Your Financial TransactionsAllah commands and encourages Muslims to earn their livelihoods. This is clear in a number of aspects including the following:
The Prophet has forbidden us from begging as long as we are able to earn a livelihood and informs us that those who engage in begging despite their ability to scrape a living, lose their dignity in the sight of Allah and that of people: “A person who unnecessarily continues to beg will stand before Almighty Allah [on the Day of Judgement] without a shred of flesh on his face.” (Saheeh Al-Bukhaaree: 1405; Saheeh Muslim: 1040)
He also said, “If a person who is afflicted with poverty refers it to people, his poverty will not be brought to an end; but if he refers it to Allah, Allah will soon give him sufficiency.” (Sunan Ahmad: 3869; Sunan Abu Daawood: 1645)

Islam respects all types of occupations in any field, trade, industry, services, investment or in any other field, as long as they are lawful and do not involve any wrongdoing whatsoever. Indeed, Islam informs us that prophets engaged in decent occupations prevalent in their societies. As the Prophet ? said, “Allah did not send a prophet who did not tend sheep.” (Saheeh Al-Bukhaaree: 2143) He mentioned once that Prophet Zachariah ? was a carpenter. (Saheeh Muslim: 2379)
A person who engages in an occupation with the intention of supporting himself and his family and helping the needy will be abundantly rewarded for his effort.

Usury (Ribaa)

usuryUsury (ribaa): is the practice of assigning a fee on credit and other borrowed assets on top of the principal borrowed amount, thus making a profit on the loan, which is strictly prohibited in Islam due to the harm and injustice involved in it.
Ribaa is of different types, but the most serious type of ribaa, and thus the one that is all the more unlawful, is one relating to loans and debts.
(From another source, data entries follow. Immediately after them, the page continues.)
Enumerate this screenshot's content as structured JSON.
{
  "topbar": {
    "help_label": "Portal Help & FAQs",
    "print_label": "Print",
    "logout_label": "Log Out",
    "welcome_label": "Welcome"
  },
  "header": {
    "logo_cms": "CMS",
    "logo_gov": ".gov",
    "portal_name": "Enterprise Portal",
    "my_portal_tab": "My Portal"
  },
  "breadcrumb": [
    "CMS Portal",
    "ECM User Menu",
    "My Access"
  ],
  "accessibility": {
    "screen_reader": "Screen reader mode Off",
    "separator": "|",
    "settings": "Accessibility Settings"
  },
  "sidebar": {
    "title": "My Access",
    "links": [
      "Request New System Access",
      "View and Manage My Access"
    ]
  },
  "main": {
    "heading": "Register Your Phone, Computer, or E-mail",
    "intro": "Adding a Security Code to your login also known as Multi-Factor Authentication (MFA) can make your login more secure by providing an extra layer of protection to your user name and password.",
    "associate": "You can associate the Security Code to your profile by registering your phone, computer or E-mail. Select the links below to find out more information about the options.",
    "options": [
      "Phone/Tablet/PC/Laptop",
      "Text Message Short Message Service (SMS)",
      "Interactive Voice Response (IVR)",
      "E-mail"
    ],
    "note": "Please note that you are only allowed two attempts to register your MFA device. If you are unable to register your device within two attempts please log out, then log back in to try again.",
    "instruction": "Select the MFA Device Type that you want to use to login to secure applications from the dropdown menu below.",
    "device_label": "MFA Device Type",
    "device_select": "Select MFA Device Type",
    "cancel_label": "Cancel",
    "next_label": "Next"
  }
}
It covers any stipulated additional amount over the principal in a transaction of loan or debt and is of two types.
Every loan or debt from which the lender makes a profit is a form of ribaa.

Ribaa on Debts
This type of ribaa exists in every debt, which carries a stipulation binding the debtor to pay to the creditor any sum of money in excess of the principal sum of the debt.
Example: John borrows £1000 from Martin and promises to pay it back after a month. However, John finds himself unable to pay the debt off after a month and so Martin, the creditor, stipulates that John either pays the debt off without any excess of the principal sum of the debt or pay £1100 after another month. If, however, he still cannot possibly pay that sum off either after a month, Martin will defer payment another month on condition that John pays £1200.